==== Entries provided
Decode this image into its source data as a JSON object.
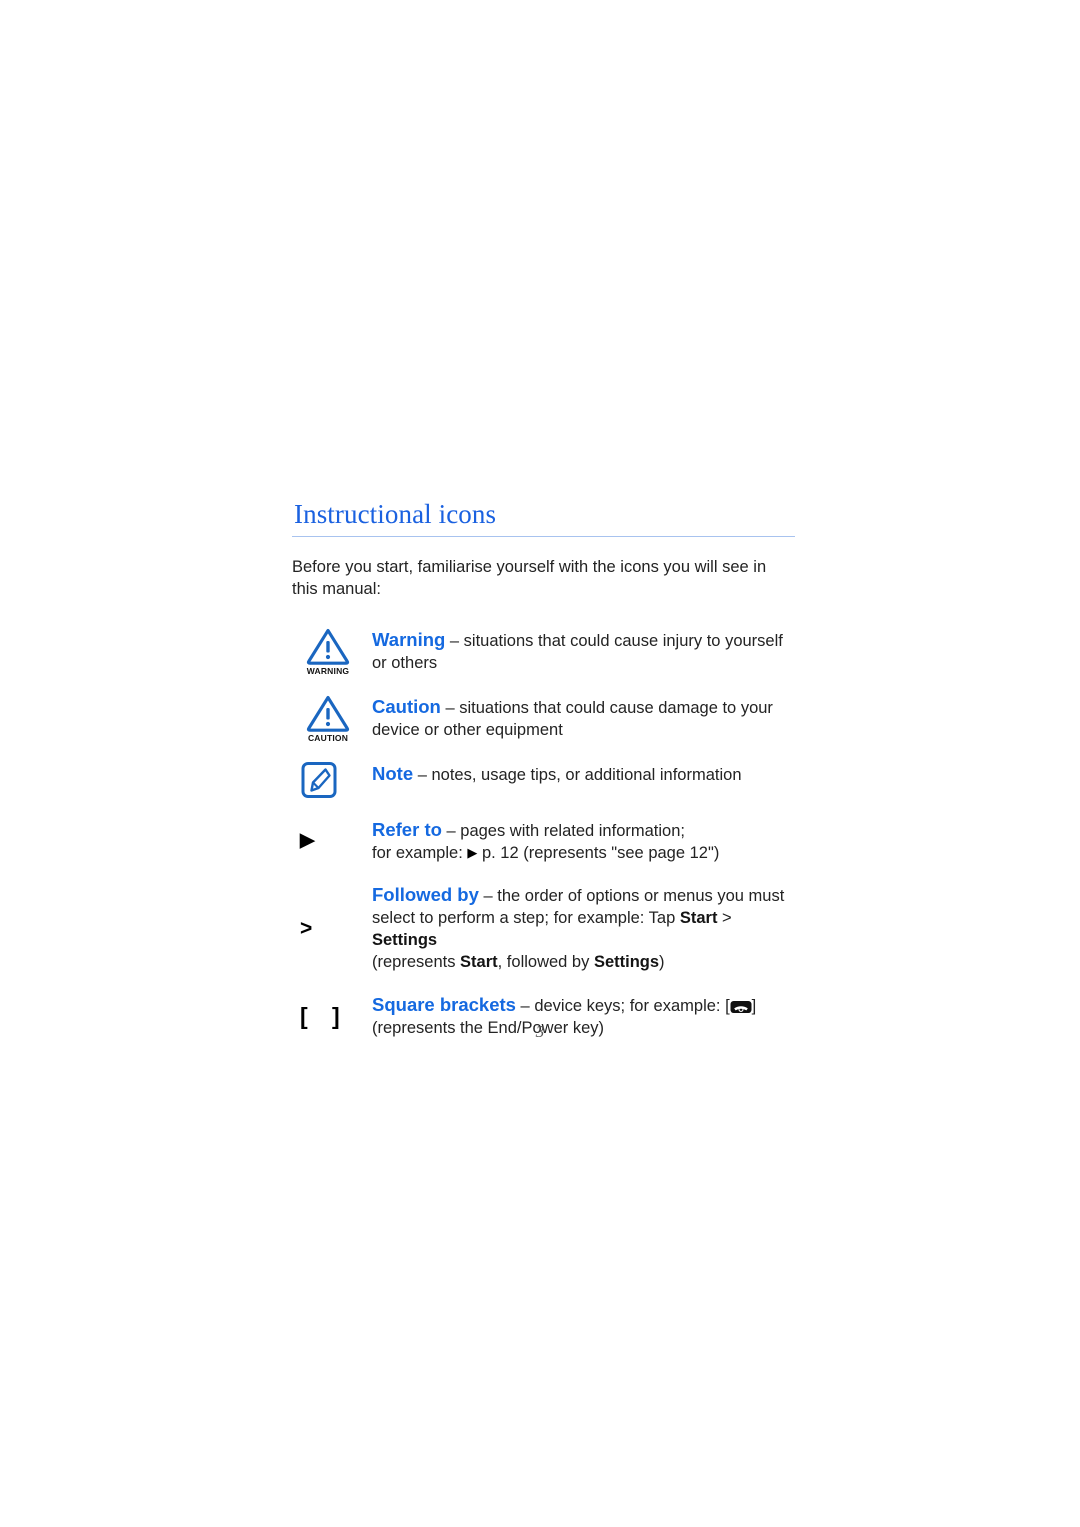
{
  "document": {
    "section_title": "Instructional icons",
    "intro": "Before you start, familiarise yourself with the icons you will see in this manual:",
    "page_number": "3"
  },
  "colors": {
    "heading_blue": "#1a61e0",
    "term_blue": "#1569e0",
    "rule_blue": "#a8c3ef",
    "icon_blue": "#1a66c0",
    "body_text": "#232323"
  },
  "icon_entries": [
    {
      "icon": "warning-triangle-icon",
      "icon_label": "WARNING",
      "term": "Warning",
      "dash": " – ",
      "description": "situations that could cause injury to yourself or others"
    },
    {
      "icon": "caution-triangle-icon",
      "icon_label": "CAUTION",
      "term": "Caution",
      "dash": " – ",
      "description": "situations that could cause damage to your device or other equipment"
    },
    {
      "icon": "note-pen-icon",
      "icon_label": "",
      "term": "Note",
      "dash": " – ",
      "description": "notes, usage tips, or additional information"
    },
    {
      "icon": "refer-to-triangle-icon",
      "icon_label": "▶",
      "term": "Refer to",
      "dash": " – ",
      "description": "pages with related information;",
      "example_prefix": "for example: ",
      "example_suffix": " p. 12 (represents \"see page 12\")"
    },
    {
      "icon": "followed-by-greater-than-icon",
      "icon_label": ">",
      "term": "Followed by",
      "dash": " – ",
      "description": "the order of options or menus you must select to perform a step; for example: Tap ",
      "bold_1": "Start",
      "separator": " > ",
      "bold_2": "Settings",
      "line3_prefix": "(represents ",
      "line3_bold_1": "Start",
      "line3_middle": ", followed by ",
      "line3_bold_2": "Settings",
      "line3_suffix": ")"
    },
    {
      "icon": "square-brackets-icon",
      "icon_label": "[    ]",
      "term": "Square brackets",
      "dash": " – ",
      "description": "device keys; for example: [",
      "key_icon": "end-power-key-icon",
      "description_tail": "]",
      "line2": "(represents the End/Power key)"
    }
  ]
}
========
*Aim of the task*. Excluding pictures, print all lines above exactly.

*Reply to the task*.
Decode this image into its source data as a JSON object.
{
  "document": {
    "section_title": "Instructional icons",
    "intro": "Before you start, familiarise yourself with the icons you will see in this manual:",
    "page_number": "3"
  },
  "colors": {
    "heading_blue": "#1a61e0",
    "term_blue": "#1569e0",
    "rule_blue": "#a8c3ef",
    "icon_blue": "#1a66c0",
    "body_text": "#232323"
  },
  "icon_entries": [
    {
      "icon": "warning-triangle-icon",
      "icon_label": "WARNING",
      "term": "Warning",
      "dash": " – ",
      "description": "situations that could cause injury to yourself or others"
    },
    {
      "icon": "caution-triangle-icon",
      "icon_label": "CAUTION",
      "term": "Caution",
      "dash": " – ",
      "description": "situations that could cause damage to your device or other equipment"
    },
    {
      "icon": "note-pen-icon",
      "icon_label": "",
      "term": "Note",
      "dash": " – ",
      "description": "notes, usage tips, or additional information"
    },
    {
      "icon": "refer-to-triangle-icon",
      "icon_label": "▶",
      "term": "Refer to",
      "dash": " – ",
      "description": "pages with related information;",
      "example_prefix": "for example: ",
      "example_suffix": " p. 12 (represents \"see page 12\")"
    },
    {
      "icon": "followed-by-greater-than-icon",
      "icon_label": ">",
      "term": "Followed by",
      "dash": " – ",
      "description": "the order of options or menus you must select to perform a step; for example: Tap ",
      "bold_1": "Start",
      "separator": " > ",
      "bold_2": "Settings",
      "line3_prefix": "(represents ",
      "line3_bold_1": "Start",
      "line3_middle": ", followed by ",
      "line3_bold_2": "Settings",
      "line3_suffix": ")"
    },
    {
      "icon": "square-brackets-icon",
      "icon_label": "[    ]",
      "term": "Square brackets",
      "dash": " – ",
      "description": "device keys; for example: [",
      "key_icon": "end-power-key-icon",
      "description_tail": "]",
      "line2": "(represents the End/Power key)"
    }
  ]
}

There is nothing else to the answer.